The HCL Team, lead by Richard Jefts, was kind enough to invite me to its second Factory Tour, this time in Europe, in the HCL offices in Milan, in Italy. Milan is just a 3.5 hour trip in the train from Zürich, going through the new Gotthard tunnel, so it was an almost leisurely travel, compared to the trip to Boston last year.
There were 140 attendees, the majority coming from German-speaking countries.
We were treated to a wonderful evening, discovering the sights of Milano, and being invited to the Grand Hotel to eat delicious Italian food. Most of my table asked for a second serving of risotto!
Here are my take-home points:
HCL is modernising the build processes. The aim is to have consistent builds where all the software gets simultaneously built and released. In particular, we’re seeing simultaneous builds for the clients (i.e. Mac and Windows at the same time) and for the products (Domino, Notes, Sametime). It’s a most welcome development.
The last release of Domino saw some quality issues with the Language packs. Kudos to HCL’s Russ Holden for acknowledging the quality issue and dealing with it. Building language packs was, in the past, done by a completely independent department, almost as an afterthought. It turned out that the internationalisation process was not completely automated and needed some laborious manual adjustments. The upside of this is that now that the issue has been surfaced, the core Domino Team will be doing the internationalisation internally, automatically, which means that the next releases will see the language packs being simultaneously released with the main build. This is excellent news for European customers whose software won’t be second-class citizens anymore.
HCL is intent on having a closer relationship with its customers and its business partners, and we were shown many improvements that made me, as a small business partner, smile with barely concealed excitement.
The processes that are being now replaced were unwieldy and frustrating. These were tailored for large enterprises and not to small, nimble companies, and it’s very rewarding to see how HCL is revamping this:
We’ve been treated to exceptionally fast support over the past year coming from HCL. The presence on Twitter is remarkable, and the speed with which issues are cleared is a real relief, and a real surprise compared to the previous, glacial pace. Kudos to Michael Fiorentino for the sterling work here.
Previously, business partners were not able to register issues and bugs directly, this will now change.
Better interaction with the customers:
HCL introduced their customer advocacy program, which will give you as a customer direct access to someone within the development team.

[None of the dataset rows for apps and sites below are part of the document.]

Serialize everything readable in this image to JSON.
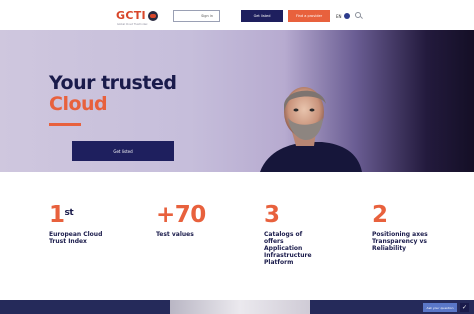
{
  "header": {
    "logo_text": "GCTI",
    "logo_subtitle": "Global Cloud Trust Index",
    "signin_label": "Sign in",
    "btn_dark_label": "Get listed",
    "btn_orange_label": "Find a provider",
    "lang_label": "EN",
    "search_icon": "search-icon"
  },
  "hero": {
    "title_line1": "Your trusted",
    "title_line2": "Cloud",
    "cta_label": "Get listed",
    "colors": {
      "title": "#1a1b4b",
      "accent": "#e8613d",
      "button": "#1e1f5e"
    }
  },
  "stats": [
    {
      "number": "1",
      "sup": "st",
      "label": "European Cloud Trust Index"
    },
    {
      "number": "+70",
      "sup": "",
      "label": "Test values"
    },
    {
      "number": "3",
      "sup": "",
      "label": "Catalogs of offers Application Infrastructure Platform"
    },
    {
      "number": "2",
      "sup": "",
      "label": "Positioning axes Transparency vs Reliability"
    }
  ],
  "footer": {
    "chat_label": "Ask your question",
    "chat_icon": "check-icon"
  }
}
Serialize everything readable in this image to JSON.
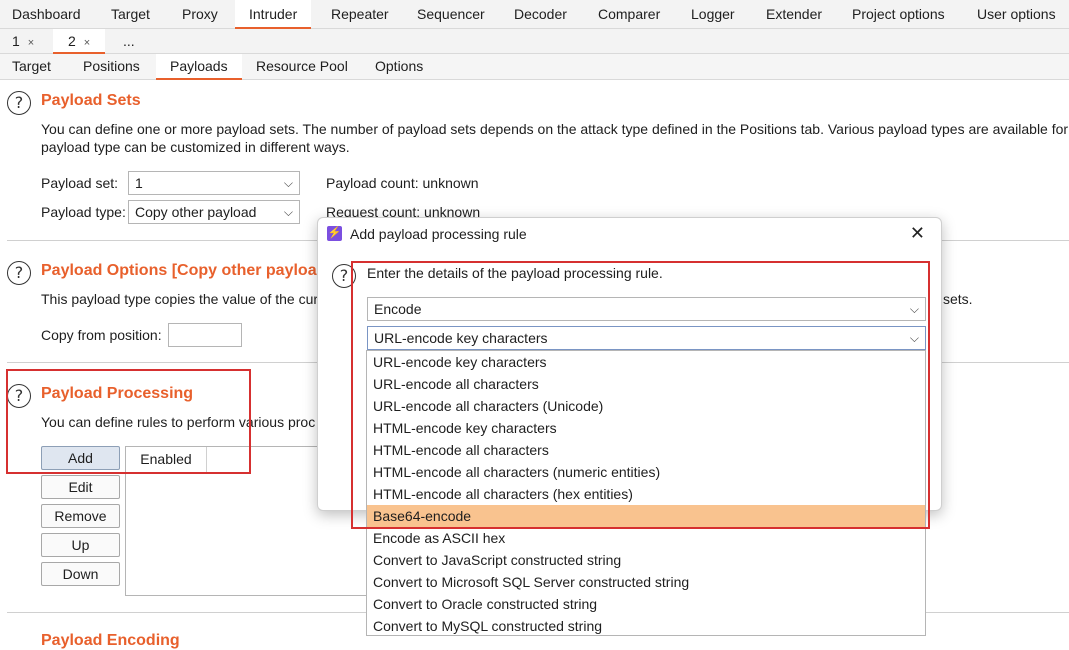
{
  "top_tabs": [
    "Dashboard",
    "Target",
    "Proxy",
    "Intruder",
    "Repeater",
    "Sequencer",
    "Decoder",
    "Comparer",
    "Logger",
    "Extender",
    "Project options",
    "User options"
  ],
  "attack_tabs": [
    "1",
    "2",
    "..."
  ],
  "close_glyph": "×",
  "config_tabs": [
    "Target",
    "Positions",
    "Payloads",
    "Resource Pool",
    "Options"
  ],
  "help_glyph": "?",
  "payload_sets": {
    "title": "Payload Sets",
    "desc_line1": "You can define one or more payload sets. The number of payload sets depends on the attack type defined in the Positions tab. Various payload types are available for e",
    "desc_line2": "payload type can be customized in different ways.",
    "set_label": "Payload set:",
    "set_value": "1",
    "type_label": "Payload type:",
    "type_value": "Copy other payload",
    "count_text": "Payload count: unknown",
    "request_text": "Request count: unknown"
  },
  "payload_options": {
    "title": "Payload Options [Copy other payloa",
    "desc_left": "This payload type copies the value of the cur",
    "desc_right": "sets.",
    "copy_label": "Copy from position:",
    "copy_value": ""
  },
  "payload_processing": {
    "title": "Payload Processing",
    "desc": "You can define rules to perform various proc",
    "buttons": [
      "Add",
      "Edit",
      "Remove",
      "Up",
      "Down"
    ],
    "table_header": "Enabled"
  },
  "payload_encoding": {
    "title": "Payload Encoding"
  },
  "dialog": {
    "icon_glyph": "⚡",
    "title": "Add payload processing rule",
    "close_glyph": "✕",
    "prompt": "Enter the details of the payload processing rule.",
    "rule_type": "Encode",
    "encoding": "URL-encode key characters",
    "chevron": "⌵",
    "options": [
      "URL-encode key characters",
      "URL-encode all characters",
      "URL-encode all characters (Unicode)",
      "HTML-encode key characters",
      "HTML-encode all characters",
      "HTML-encode all characters (numeric entities)",
      "HTML-encode all characters (hex entities)",
      "Base64-encode",
      "Encode as ASCII hex",
      "Convert to JavaScript constructed string",
      "Convert to Microsoft SQL Server constructed string",
      "Convert to Oracle constructed string",
      "Convert to MySQL constructed string"
    ],
    "selected_option": "Base64-encode"
  },
  "colors": {
    "accent": "#e8602c",
    "highlight": "#f9c38f",
    "annotation": "#d63030"
  }
}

This is such a good idea.
If you are a customer, register yourself on:
Closer relationship with the business partners
Speaking as a small provider, IBM’s process for obtaining licenses was so complicated, slow and heavy that it was not commercially viable to resell licenses, or to bundle services with installations. HCL’s processes are far more direct and the licensing model for new licenses will be far simpler. This opens opportunities for SMB clients (and the smaller, local providers which these favour).
If you are a business partner, be sure to register on:

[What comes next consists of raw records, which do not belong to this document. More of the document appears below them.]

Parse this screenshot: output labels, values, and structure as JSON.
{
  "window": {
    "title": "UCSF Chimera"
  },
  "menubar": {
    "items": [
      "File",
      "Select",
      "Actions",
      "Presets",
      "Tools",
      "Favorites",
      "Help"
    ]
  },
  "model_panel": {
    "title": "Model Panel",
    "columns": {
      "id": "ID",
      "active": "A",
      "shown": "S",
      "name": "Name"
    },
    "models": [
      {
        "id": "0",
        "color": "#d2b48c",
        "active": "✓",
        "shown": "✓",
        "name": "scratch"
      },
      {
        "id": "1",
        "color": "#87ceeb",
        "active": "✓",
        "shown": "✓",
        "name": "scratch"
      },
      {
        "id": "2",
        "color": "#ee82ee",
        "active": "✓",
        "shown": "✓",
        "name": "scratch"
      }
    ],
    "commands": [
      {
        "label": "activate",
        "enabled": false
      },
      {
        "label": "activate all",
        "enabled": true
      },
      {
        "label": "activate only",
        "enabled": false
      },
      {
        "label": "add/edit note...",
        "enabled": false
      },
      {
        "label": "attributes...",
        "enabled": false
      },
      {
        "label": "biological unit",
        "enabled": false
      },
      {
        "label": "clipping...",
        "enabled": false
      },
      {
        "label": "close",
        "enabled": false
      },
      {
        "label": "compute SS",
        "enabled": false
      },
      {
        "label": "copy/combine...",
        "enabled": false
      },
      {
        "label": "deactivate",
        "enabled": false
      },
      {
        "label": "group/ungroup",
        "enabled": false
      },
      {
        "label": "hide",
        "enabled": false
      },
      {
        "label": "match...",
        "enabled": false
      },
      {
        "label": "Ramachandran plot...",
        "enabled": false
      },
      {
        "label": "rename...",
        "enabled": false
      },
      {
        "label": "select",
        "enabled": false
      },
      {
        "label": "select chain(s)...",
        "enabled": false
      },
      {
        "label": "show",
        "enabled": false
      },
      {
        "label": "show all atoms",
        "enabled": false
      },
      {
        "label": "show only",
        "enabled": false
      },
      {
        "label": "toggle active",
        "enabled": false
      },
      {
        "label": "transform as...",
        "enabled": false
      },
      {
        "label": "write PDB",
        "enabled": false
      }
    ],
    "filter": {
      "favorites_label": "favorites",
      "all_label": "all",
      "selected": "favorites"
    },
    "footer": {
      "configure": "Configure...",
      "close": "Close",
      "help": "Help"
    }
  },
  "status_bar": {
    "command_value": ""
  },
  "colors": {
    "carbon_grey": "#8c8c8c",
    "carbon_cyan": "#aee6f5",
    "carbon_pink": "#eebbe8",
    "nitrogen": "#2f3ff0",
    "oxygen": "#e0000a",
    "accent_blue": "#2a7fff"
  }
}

HCL Nomad (Notes Apps on Tablets)
We were shown a very polished, very quick demo of HCL Nomad (a Notes Client working within a tablet) on an Android device. The delicious side-effect of porting the code to Android is that HCL used OpenGL, which means that the codebase can be compiled as WebGL, which means it can be compiled for browsers! Yay.
There is still some work to be done as to the distribution mechanism, but I would say this is coming close to a shipping date.

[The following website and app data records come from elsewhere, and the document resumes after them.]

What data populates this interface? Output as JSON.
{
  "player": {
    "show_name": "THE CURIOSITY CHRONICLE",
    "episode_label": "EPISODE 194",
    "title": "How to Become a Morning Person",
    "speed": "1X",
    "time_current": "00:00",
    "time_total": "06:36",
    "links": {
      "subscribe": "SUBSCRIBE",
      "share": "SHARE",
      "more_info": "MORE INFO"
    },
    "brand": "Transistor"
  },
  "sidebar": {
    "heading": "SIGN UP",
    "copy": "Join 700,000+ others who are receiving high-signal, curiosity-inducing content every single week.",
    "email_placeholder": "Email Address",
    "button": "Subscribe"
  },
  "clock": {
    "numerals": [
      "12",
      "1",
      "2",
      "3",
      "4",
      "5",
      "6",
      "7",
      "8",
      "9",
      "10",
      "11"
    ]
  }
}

Verse on Premise
Verse is also getting a makeover, including a much-expected revamp of the calendar view.
Better clarity on the future of the clients.
I was confused about was how to square backwards compatibility with a smaller, quicker client. As far as I have understood (the following here are my opinions):
The thick client based on Eclipse is going to stay on with minimal improvements so as to ensure backwards compatibility for customers that depend on the full range of the thick client’s capabilities.
HCL Places is still a work in progress and will include some Low-Code options, apparently with an engine based on Node-Red. This seems to imply that HCL Places will try to integrate into cloud-based solutions with microservices.
The new kid on the block (for me) was the upcoming lightweight client. As I’ve understood, this will integrate the HCL Nomad code for interacting with applications, and Verse for the Mail experience. This is reassuring, both components seem well on their way and conceptually seems something which will be relatively straightforward to implement.
Search and DQL – security model will be seamless
The security model of Notes is the single biggest advantage the platform has over all others. As a developer, not having to worry about who has access to what data, once this has been determined on the record/document level, gives me great speed in development.
The demos we saw of DQL and of searching with Elastic Search were using Anonymous access. I was worried that we would lose our edge if the security model was not respected at a low-level, but HCL assured us that they are very aware of this. I’m hoping that the next demonstrations will include authorization and authentication.
Focus on application development.
We had a surprise final keynote delivered by Volker Weber of vowe.net fame. I was delighted to see that Volker’s skills in stripping down things to the essentials was reflected in his presentation’s format – a series of pictures with no text, and the presentation’s content – which was to recognise that the core feature of Domino is cheap, robust app development. I couldn’t agree more, and I’m convinced that HCL agrees wholeheartedly too.
These are exciting times ahead for our community.